Novel Treatment May Prevent Diabetic Neuropathy
A genetic modification prevented neuropathy in obese mice with diabetes.
Depleting the chemical GM3 was found to prevent the development of neuropathy in obese mice with diabetes in a recent study.
It’s estimated that about 25% of patients with type 2 diabetes suffer from numbness and extreme nerve pain in their feet. With few treatment options available for patients suffering from neuropathy, new findings from a study published in Molecular Pain could potentially prevent, or reverse diabetic neuropathy.
“We have such terrible treatments right now for the neuropathy of diabetes,” said corresponding study author Amy Paller. “We’re basically only treating the pain. This is a novel pathogenesis-based approach that looks at what’s causing the neuropathy and reverses that instead of just treating the pain.”

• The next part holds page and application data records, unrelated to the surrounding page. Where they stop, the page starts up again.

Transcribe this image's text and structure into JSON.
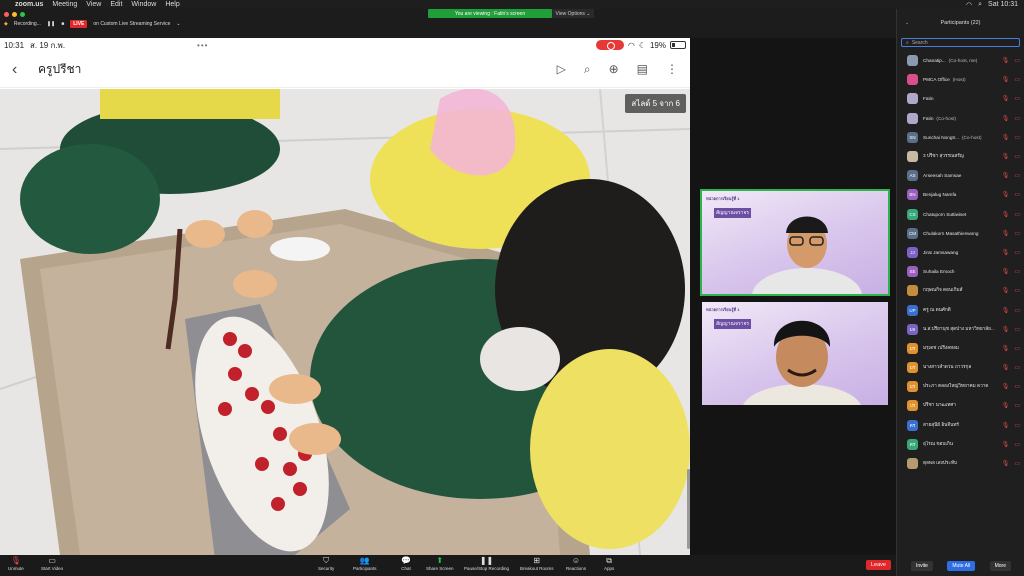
{
  "menubar": {
    "app": "zoom.us",
    "items": [
      "Meeting",
      "View",
      "Edit",
      "Window",
      "Help"
    ],
    "time": "Sat 10:31"
  },
  "status": {
    "recording": "Recording...",
    "live_badge": "LIVE",
    "live_service": "on Custom Live Streaming Service",
    "viewing": "You are viewing : Fatin's screen",
    "view_options": "View Options"
  },
  "share": {
    "ios_time": "10:31",
    "ios_date": "ส. 19 ก.พ.",
    "battery": "19%",
    "title": "ครูปรีชา",
    "slide_badge": "สไลด์ 5 จาก 6"
  },
  "gallery": {
    "slide_title": "หน่วยการเรียนรู้ที่ 1",
    "slide_sub": "สัญญาณจราจร"
  },
  "panel": {
    "title": "Participants (22)",
    "view": "View",
    "search_placeholder": "Search",
    "invite": "Invite",
    "mute_all": "Mute All",
    "more": "More"
  },
  "participants": [
    {
      "initials": "",
      "name": "Chanatip...",
      "role": "(Co-host, me)",
      "color": "#8a9bb0"
    },
    {
      "initials": "",
      "name": "PMCA Office",
      "role": "(Host)",
      "color": "#d94f8c"
    },
    {
      "initials": "",
      "name": "Fatin",
      "role": "",
      "color": "#b1a7c9"
    },
    {
      "initials": "",
      "name": "Fatin",
      "role": "(Co-host)",
      "color": "#b1a7c9"
    },
    {
      "initials": "SN",
      "name": "Sunchai Nongtr...",
      "role": "(Co-host)",
      "color": "#5b6f8a"
    },
    {
      "initials": "",
      "name": "3 ปรีชา สุวรรณสรัญ",
      "role": "",
      "color": "#c7b9a2"
    },
    {
      "initials": "AS",
      "name": "Arseesah Samsae",
      "role": "",
      "color": "#5b6f8a"
    },
    {
      "initials": "BN",
      "name": "Benjalug Namfa",
      "role": "",
      "color": "#9b5fc0"
    },
    {
      "initials": "CS",
      "name": "Chatuporn Suttiwiset",
      "role": "",
      "color": "#3aa77a"
    },
    {
      "initials": "CM",
      "name": "Chulakorn Masathienwong",
      "role": "",
      "color": "#5b6f8a"
    },
    {
      "initials": "JJ",
      "name": "Jirat Jamsawang",
      "role": "",
      "color": "#7a63c4"
    },
    {
      "initials": "SE",
      "name": "Suhaila Emoch",
      "role": "",
      "color": "#9b5fc0"
    },
    {
      "initials": "",
      "name": "กฤษณกิจ ดอนเกิมส์",
      "role": "",
      "color": "#c28e3d"
    },
    {
      "initials": "UP",
      "name": "ครู ณ ดนศักดิ์",
      "role": "",
      "color": "#3a6fcf"
    },
    {
      "initials": "มจ",
      "name": "น.ส.ปรียานุช สุดปาง มหาวิทยาลัย...",
      "role": "",
      "color": "#7a63c4"
    },
    {
      "initials": "มร",
      "name": "มรุเดช เปรีงลหอม",
      "role": "",
      "color": "#e0922e"
    },
    {
      "initials": "มร",
      "name": "นางสาวลำดวน ถาวรกุล",
      "role": "",
      "color": "#e0922e"
    },
    {
      "initials": "มร",
      "name": "ประภา ตลองใหญ่วิทยาคม ดวาด",
      "role": "",
      "color": "#e0922e"
    },
    {
      "initials": "ปร",
      "name": "ปรีชา นาฒเทศา",
      "role": "",
      "color": "#e0922e"
    },
    {
      "initials": "คร",
      "name": "สายสุนีย์ อินจีนทร์",
      "role": "",
      "color": "#3a6fcf"
    },
    {
      "initials": "คร",
      "name": "อุไรณ ขอบเกิน",
      "role": "",
      "color": "#3aa77a"
    },
    {
      "initials": "",
      "name": "ดุลพล เสงประทับ",
      "role": "",
      "color": "#b69b6f"
    }
  ],
  "toolbar": {
    "unmute": "Unmute",
    "start_video": "Start Video",
    "security": "Security",
    "participants": "Participants",
    "participants_count": "22",
    "chat": "Chat",
    "share_screen": "Share Screen",
    "pause_recording": "Pause/Stop Recording",
    "breakout": "Breakout Rooms",
    "reactions": "Reactions",
    "apps": "Apps",
    "leave": "Leave"
  },
  "colors": {
    "accent_green": "#2fb34c",
    "leave_red": "#e02828",
    "mute_red": "#e24b4b"
  }
}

During the study, researchers applied a gene therapy ointment to the footpad of diabetic mice to deplete GM3 and GM3 synthase, the enzyme that makes GM3. The authors noted that this type of neuropathy goes beyond the typical numbness that some patients with this condition experience.
“It’s not that you just don’t have sensation in your feet,” said first study author Daniela Menichella. “You have shooting pain, which is the unbearable part. Pain is a debilitating affliction and one of the worst complications of diabetes.”
Prior to this treatment, researchers discovered that routine diabetic mice had significantly more GM3 and GM3 synthase in their nerves compared with normal mice. These same findings were seen in the skin of both humans and mice with diabetes.
Next, researchers compared the function and appearance of the nerves in mice, which had GM3 depleted by genetic manipulation. In routine diabetic mouse skin, the nerves were found to have virtually disappeared from degeneration, but were still normal in appearance in the GM3-depleted mice, despite the mice being as obese and diabetic as routine diabetic mice.
Researchers tested the response to pain through filaments of increasing force that touched the paws of the mice, and then timed how long it took for the mice to withdraw their paw from the pain stimulation.
“The routine diabetic mice had nerve changes that intensified their pain sensation, and they experienced a lot of pain with just a light touch,” Paller said. “When we rescued them by depleting their GM3, they didn’t withdraw their feet (suggesting pain) any more quickly than the mice without diabetes.”
From these findings, researchers advanced their approach to regionally depleting GM3 in the feet with the novel ointment, according to the study.
“If the studies look promising in mice, our long-term goal would be to further test safety and advance to human clinical trials to prevent and/or reverse the development of diabetic neuropathy,” Paller said.